“Children are not good at listening to their elders; however, they are great at imitating them.”
Children’s emotional well-being during their early years has a powerful and profound effect on their social relationships. Research has shown that when children are socially and emotionally healthy, they can establish and maintain positive relationships with adults and peers.


This workshop is designed to help teachers, administrators, families, and other caregivers understand that social and emotional learning is an integral part of education and human development.
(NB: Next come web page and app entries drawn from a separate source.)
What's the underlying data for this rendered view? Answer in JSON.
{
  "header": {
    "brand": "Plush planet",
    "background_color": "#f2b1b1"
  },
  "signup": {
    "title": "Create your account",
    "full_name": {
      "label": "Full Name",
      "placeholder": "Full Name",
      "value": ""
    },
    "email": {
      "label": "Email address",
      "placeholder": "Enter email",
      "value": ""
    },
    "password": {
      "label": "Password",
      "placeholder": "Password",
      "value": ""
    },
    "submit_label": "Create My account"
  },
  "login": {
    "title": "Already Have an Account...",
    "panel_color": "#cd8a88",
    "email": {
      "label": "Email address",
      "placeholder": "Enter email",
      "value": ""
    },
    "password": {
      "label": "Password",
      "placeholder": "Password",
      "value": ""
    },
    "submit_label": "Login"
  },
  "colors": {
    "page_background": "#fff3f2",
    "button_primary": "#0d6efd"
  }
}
  • Discuss why it is important to be more intentional
    about teaching social emotional skills
  • Identify strategies used to support the
    development of B-ROW skills.
  • Define emotional literacy and develop activities
    that build on social emotional development.
  • Understand the importance of providing
    opportunities for children to begin to understand
    their own, as well as others’ emotions.
  • Use strategies needed to help children control
    anger and handle disappointment.
  • Recognize developmental milestones in children.

About Presenter:
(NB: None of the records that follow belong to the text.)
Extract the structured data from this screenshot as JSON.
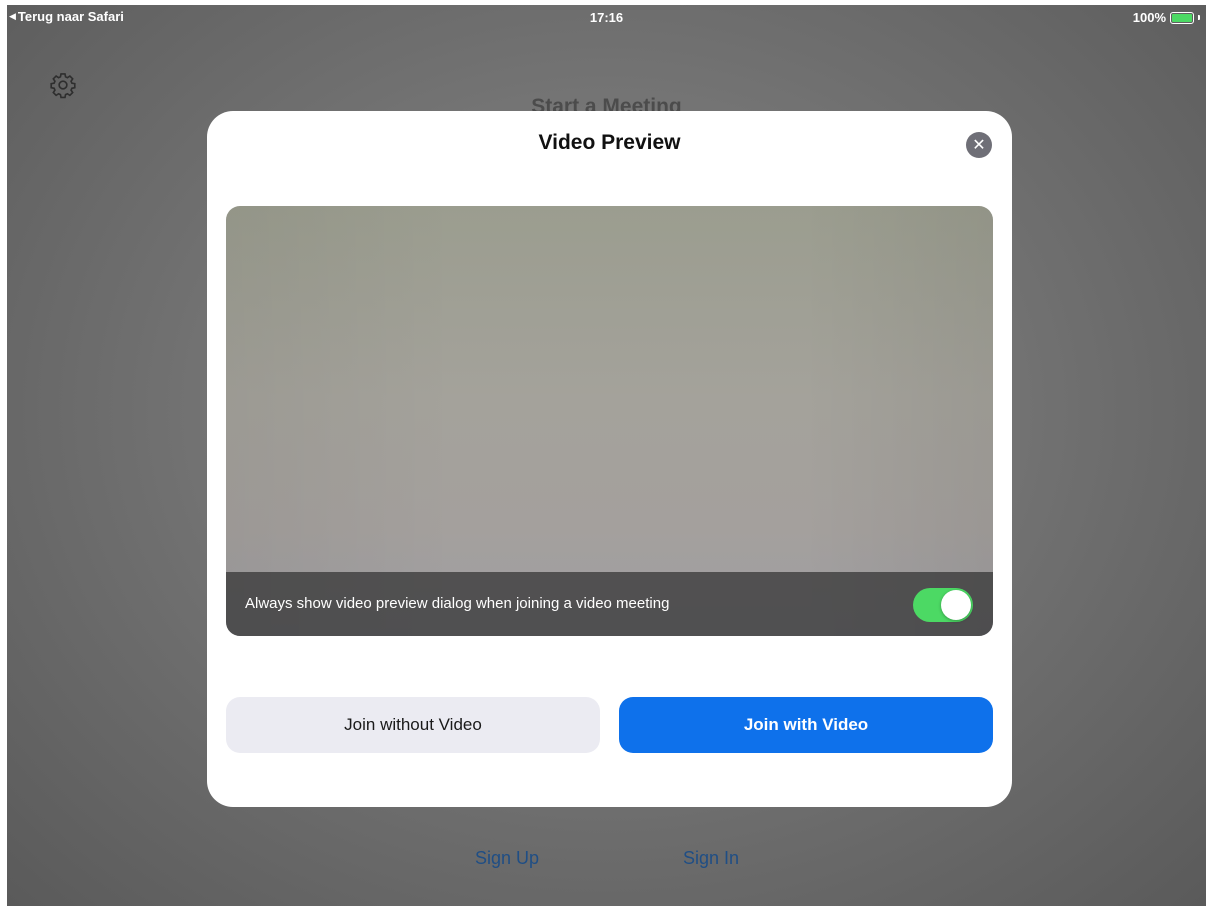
{
  "status_bar": {
    "back_label": "Terug naar Safari",
    "time": "17:16",
    "battery_percent": "100%",
    "battery_level": 1.0
  },
  "background": {
    "title": "Start a Meeting",
    "sign_up": "Sign Up",
    "sign_in": "Sign In",
    "settings_icon": "gear-icon"
  },
  "modal": {
    "title": "Video Preview",
    "close_icon": "close-icon",
    "preview_option_text": "Always show video preview dialog when joining a video meeting",
    "preview_option_enabled": true,
    "join_without_video": "Join without Video",
    "join_with_video": "Join with Video"
  },
  "colors": {
    "accent_blue": "#0e71eb",
    "toggle_green": "#4cd964",
    "link_blue": "#1f4e85"
  }
}
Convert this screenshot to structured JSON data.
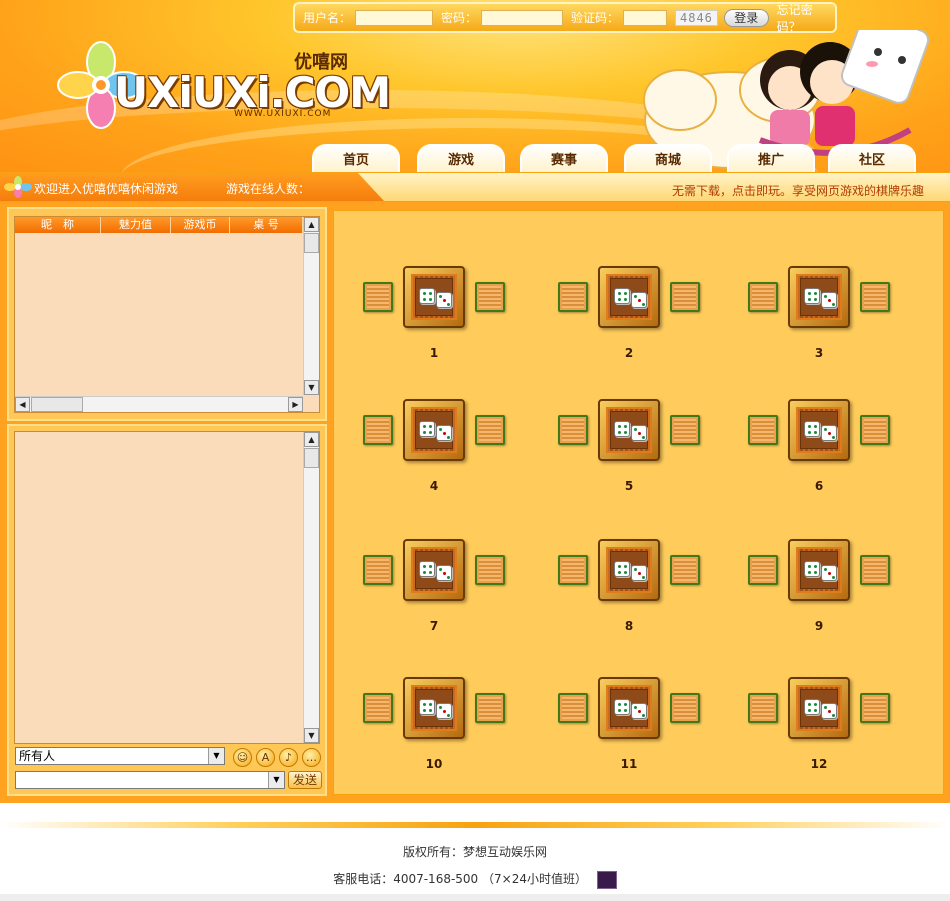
{
  "login": {
    "username_label": "用户名：",
    "password_label": "密码：",
    "captcha_label": "验证码：",
    "captcha_code": "4846",
    "login_button": "登录",
    "forgot_password": "忘记密码？"
  },
  "brand": {
    "logo_text": "UXiUXi.COM",
    "logo_cn": "优嘻网",
    "logo_url": "WWW.UXIUXI.COM"
  },
  "nav": {
    "tabs": [
      {
        "label": "首页"
      },
      {
        "label": "游戏"
      },
      {
        "label": "赛事"
      },
      {
        "label": "商城"
      },
      {
        "label": "推广"
      },
      {
        "label": "社区"
      }
    ]
  },
  "strip": {
    "welcome": "欢迎进入优嘻优嘻休闲游戏",
    "online": "游戏在线人数：",
    "slogan": "无需下载，点击即玩。享受网页游戏的棋牌乐趣"
  },
  "userlist": {
    "columns": [
      "昵　称",
      "魅力值",
      "游戏币",
      "桌 号"
    ]
  },
  "chat": {
    "recipient": "所有人",
    "message_value": "",
    "send_button": "发送",
    "emoticons": [
      "smile-icon",
      "font-icon",
      "sound-icon",
      "more-icon"
    ]
  },
  "tables": [
    {
      "number": "1"
    },
    {
      "number": "2"
    },
    {
      "number": "3"
    },
    {
      "number": "4"
    },
    {
      "number": "5"
    },
    {
      "number": "6"
    },
    {
      "number": "7"
    },
    {
      "number": "8"
    },
    {
      "number": "9"
    },
    {
      "number": "10"
    },
    {
      "number": "11"
    },
    {
      "number": "12"
    }
  ],
  "footer": {
    "copyright": "版权所有：梦想互动娱乐网",
    "phone": "客服电话：4007-168-500 （7×24小时值班）"
  },
  "colors": {
    "brand_orange": "#ffa21f",
    "panel_bg": "#ffcb5a",
    "list_bg": "#fbdcba",
    "chair_border": "#3f7a1a"
  }
}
Rufus Johnson, Ed. D., a retired educator, has devoted more than 40 years of his life to educating young people in the public schools, colleges and universities, and young people detained in the Georgia Department of Juvenile Justice facilities. He has extensive experience in working with youth in both general education as well as students with disabilities. His recent activities include facilitating the Strategic Planning process for the Department of Juvenile Justice, working with teachers pursuing certification, and coordinating the Georgia DJJ through AdvancED / Southern Association of Colleges and Schools reaccreditation process.
Dr. Johnson received his B.A. degree in English and the Master of Arts degree in English Education from Mercer University (Macon, GA), the Education Specialist degree in School Leadership from Georgia State University, and the Doctor of Education degree in School Leadership from Nova Southeastern University (Fort Lauderdale, Florida). While employed in the Macon-Bibb County School System, he rose through the ranks as a substitute teacher, certified classroom teacher and supervising principal for 21 years emerging as a student advocate and parent supporter. He then spent three years working throughout the state where he helped develop curriculums and workshops teaching others about the importance of Character Education and practicing good social skills in the home, at school, the community, and in the workplace.
“Ethics is to know the difference between what you have a right to do and what is right to do.”
“Just do Right”